» **WHAT YOU HAVE TO DO**: The lines to copy are those in the records below that hold the word "покупателя".

» **Records from a collection**:
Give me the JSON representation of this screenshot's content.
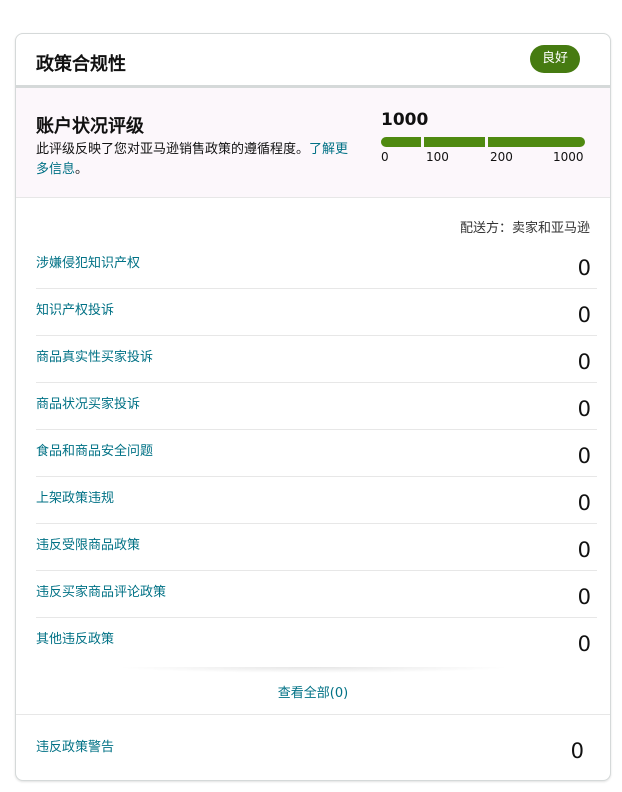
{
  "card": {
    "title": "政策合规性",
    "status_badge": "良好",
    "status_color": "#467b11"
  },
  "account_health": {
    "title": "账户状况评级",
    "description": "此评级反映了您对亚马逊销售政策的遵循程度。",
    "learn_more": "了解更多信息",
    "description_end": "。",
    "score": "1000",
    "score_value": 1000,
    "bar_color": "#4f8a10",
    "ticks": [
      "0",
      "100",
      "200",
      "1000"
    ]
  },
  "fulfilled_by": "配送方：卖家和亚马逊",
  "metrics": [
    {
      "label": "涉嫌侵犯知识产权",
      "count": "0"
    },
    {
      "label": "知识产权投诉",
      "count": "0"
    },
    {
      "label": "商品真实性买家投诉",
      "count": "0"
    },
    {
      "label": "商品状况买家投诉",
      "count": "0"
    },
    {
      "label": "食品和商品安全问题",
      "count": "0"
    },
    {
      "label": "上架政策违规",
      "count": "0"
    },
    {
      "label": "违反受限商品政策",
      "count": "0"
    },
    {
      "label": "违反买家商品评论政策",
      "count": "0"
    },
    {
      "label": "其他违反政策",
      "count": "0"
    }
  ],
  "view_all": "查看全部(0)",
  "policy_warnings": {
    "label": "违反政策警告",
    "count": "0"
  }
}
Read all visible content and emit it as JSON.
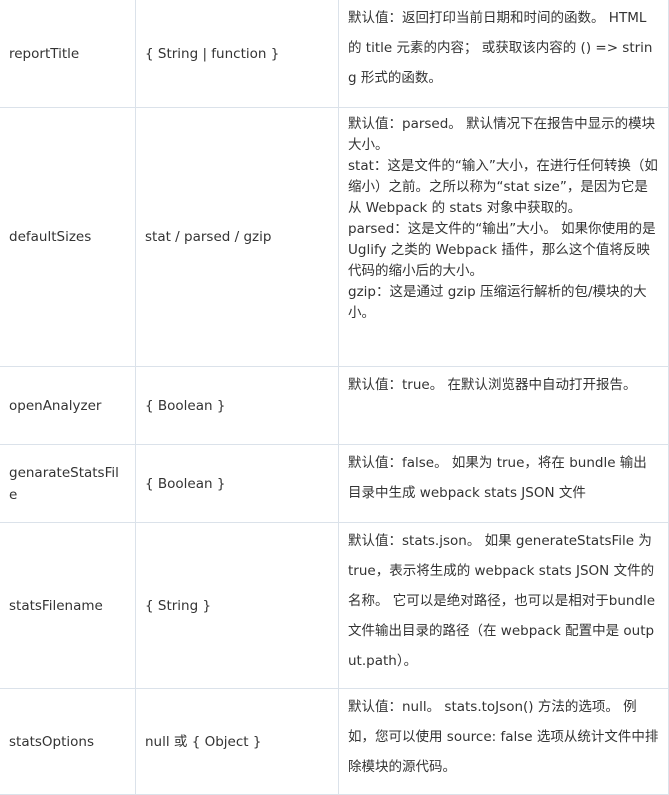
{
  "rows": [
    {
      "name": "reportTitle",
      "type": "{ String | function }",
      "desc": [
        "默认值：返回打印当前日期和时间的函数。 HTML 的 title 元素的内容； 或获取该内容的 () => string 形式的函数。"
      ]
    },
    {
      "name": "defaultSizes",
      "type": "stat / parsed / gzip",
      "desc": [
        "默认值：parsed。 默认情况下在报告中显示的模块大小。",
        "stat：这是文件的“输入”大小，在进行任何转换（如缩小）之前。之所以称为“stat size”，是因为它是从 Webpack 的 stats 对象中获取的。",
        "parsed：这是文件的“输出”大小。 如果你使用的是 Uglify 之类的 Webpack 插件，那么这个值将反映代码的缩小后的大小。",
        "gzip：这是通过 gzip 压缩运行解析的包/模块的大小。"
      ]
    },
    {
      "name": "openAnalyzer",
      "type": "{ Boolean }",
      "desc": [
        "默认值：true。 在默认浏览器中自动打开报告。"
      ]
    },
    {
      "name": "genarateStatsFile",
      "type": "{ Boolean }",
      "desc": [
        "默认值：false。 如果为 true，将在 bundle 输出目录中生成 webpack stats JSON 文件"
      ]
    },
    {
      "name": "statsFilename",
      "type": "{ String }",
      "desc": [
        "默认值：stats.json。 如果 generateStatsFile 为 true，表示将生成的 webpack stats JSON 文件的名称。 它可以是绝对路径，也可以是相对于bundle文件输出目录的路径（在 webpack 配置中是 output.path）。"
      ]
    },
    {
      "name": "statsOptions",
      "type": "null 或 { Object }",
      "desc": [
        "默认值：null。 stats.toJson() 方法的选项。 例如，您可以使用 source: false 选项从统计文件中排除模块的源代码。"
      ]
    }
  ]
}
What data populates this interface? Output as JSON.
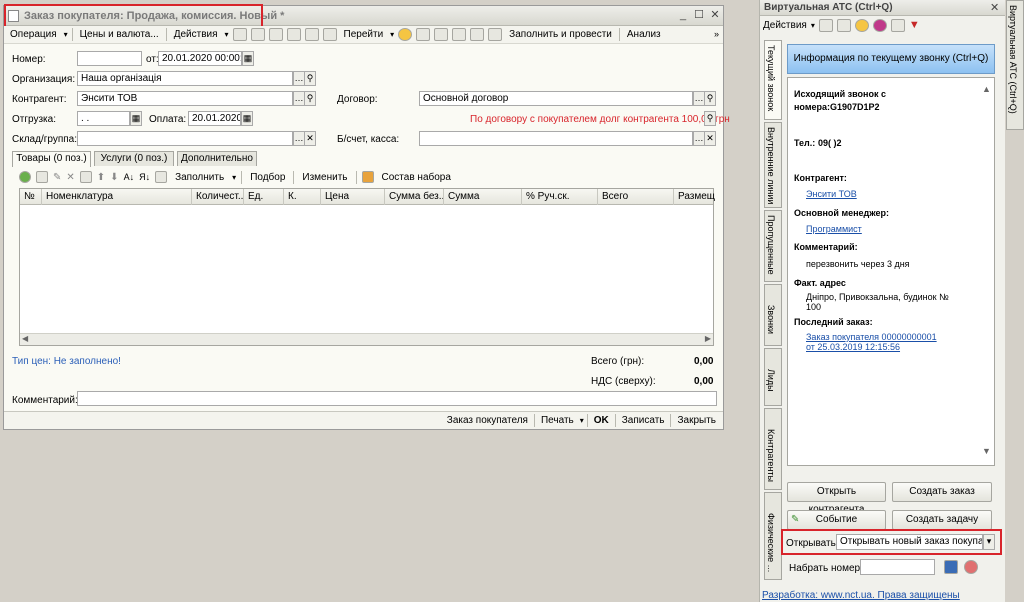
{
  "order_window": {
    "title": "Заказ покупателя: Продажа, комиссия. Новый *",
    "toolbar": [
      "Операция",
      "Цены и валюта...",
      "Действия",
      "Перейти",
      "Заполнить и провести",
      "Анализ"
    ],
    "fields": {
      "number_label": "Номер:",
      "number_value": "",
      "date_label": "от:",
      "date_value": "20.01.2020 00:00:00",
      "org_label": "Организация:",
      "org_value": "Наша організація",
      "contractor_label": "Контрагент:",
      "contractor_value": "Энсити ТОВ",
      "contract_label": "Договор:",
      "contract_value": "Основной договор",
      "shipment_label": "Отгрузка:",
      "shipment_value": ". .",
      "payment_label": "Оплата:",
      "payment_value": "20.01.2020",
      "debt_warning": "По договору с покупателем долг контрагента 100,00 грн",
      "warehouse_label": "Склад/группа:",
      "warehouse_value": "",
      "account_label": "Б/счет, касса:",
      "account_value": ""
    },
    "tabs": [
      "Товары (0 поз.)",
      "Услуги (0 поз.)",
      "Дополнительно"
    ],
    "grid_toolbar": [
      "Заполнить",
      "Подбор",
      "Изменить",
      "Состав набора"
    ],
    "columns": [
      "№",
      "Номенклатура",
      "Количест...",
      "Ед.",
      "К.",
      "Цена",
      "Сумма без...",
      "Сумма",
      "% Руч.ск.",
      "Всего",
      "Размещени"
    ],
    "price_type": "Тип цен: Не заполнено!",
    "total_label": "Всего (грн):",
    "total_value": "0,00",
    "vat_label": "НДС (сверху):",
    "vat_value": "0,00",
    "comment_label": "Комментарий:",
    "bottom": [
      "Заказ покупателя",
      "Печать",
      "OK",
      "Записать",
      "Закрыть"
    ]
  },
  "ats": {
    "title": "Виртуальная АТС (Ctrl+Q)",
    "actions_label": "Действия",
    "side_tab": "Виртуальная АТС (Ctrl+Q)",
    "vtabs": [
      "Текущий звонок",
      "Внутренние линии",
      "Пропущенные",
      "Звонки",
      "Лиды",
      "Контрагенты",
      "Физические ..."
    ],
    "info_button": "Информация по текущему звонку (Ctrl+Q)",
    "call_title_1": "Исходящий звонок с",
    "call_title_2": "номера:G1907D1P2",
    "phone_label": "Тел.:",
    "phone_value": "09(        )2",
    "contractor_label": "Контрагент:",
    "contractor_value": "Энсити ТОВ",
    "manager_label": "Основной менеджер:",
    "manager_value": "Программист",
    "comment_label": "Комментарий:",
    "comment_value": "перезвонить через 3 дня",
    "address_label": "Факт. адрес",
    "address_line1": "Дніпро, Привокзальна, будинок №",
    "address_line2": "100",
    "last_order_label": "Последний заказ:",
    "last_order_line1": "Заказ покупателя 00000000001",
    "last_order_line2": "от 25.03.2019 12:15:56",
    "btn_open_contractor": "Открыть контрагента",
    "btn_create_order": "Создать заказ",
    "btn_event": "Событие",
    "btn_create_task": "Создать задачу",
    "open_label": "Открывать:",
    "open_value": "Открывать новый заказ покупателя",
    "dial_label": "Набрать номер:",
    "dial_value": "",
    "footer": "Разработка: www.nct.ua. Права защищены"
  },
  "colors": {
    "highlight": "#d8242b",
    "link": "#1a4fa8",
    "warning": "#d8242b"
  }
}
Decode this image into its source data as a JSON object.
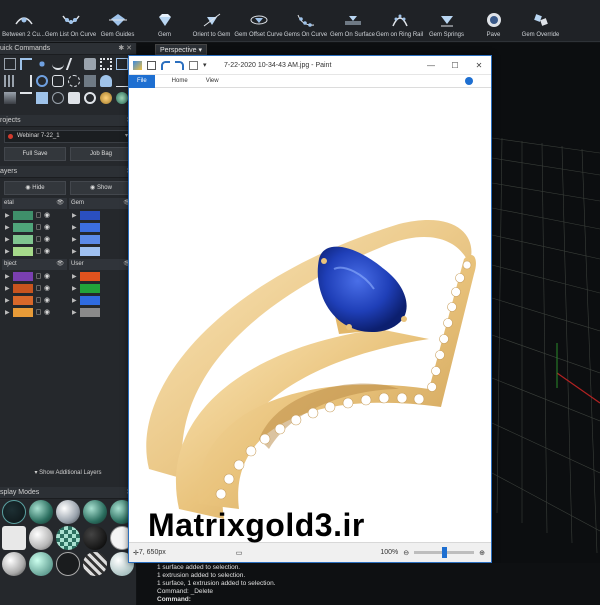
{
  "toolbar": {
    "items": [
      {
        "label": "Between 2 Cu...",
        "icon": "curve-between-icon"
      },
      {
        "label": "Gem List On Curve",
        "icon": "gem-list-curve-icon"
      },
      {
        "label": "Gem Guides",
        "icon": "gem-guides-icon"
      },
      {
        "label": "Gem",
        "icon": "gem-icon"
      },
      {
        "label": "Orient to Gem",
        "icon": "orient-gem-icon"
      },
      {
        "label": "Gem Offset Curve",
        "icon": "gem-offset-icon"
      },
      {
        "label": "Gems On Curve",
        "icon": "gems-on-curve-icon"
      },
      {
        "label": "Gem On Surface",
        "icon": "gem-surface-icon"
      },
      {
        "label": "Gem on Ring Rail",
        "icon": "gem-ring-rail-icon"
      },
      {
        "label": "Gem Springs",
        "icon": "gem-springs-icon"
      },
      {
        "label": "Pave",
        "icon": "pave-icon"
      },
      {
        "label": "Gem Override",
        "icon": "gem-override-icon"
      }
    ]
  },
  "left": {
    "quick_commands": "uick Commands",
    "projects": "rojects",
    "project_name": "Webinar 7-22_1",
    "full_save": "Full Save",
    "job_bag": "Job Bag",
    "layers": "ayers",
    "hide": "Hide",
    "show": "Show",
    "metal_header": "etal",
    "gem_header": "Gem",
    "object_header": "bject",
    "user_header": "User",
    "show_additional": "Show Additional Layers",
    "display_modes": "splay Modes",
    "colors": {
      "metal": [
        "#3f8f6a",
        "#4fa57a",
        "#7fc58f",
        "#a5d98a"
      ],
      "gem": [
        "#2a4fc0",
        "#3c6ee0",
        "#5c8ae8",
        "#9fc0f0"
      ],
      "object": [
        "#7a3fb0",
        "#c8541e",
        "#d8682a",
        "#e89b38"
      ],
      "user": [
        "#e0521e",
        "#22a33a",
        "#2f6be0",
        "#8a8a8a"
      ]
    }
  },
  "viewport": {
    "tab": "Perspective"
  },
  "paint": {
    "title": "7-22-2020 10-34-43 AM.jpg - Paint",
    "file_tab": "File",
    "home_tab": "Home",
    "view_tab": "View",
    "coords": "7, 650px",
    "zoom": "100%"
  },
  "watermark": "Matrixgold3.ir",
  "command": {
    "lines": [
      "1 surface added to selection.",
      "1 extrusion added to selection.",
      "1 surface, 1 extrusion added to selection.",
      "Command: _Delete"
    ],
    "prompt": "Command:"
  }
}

» **ANSWER TO THIS PROBLEM**:
    "title": "Заказ покупателя: Продажа, комиссия. Новый *",
      "Заказ покупателя",
    "last_order_line1": "Заказ покупателя 00000000001",
    "open_value": "Открывать новый заказ покупателя",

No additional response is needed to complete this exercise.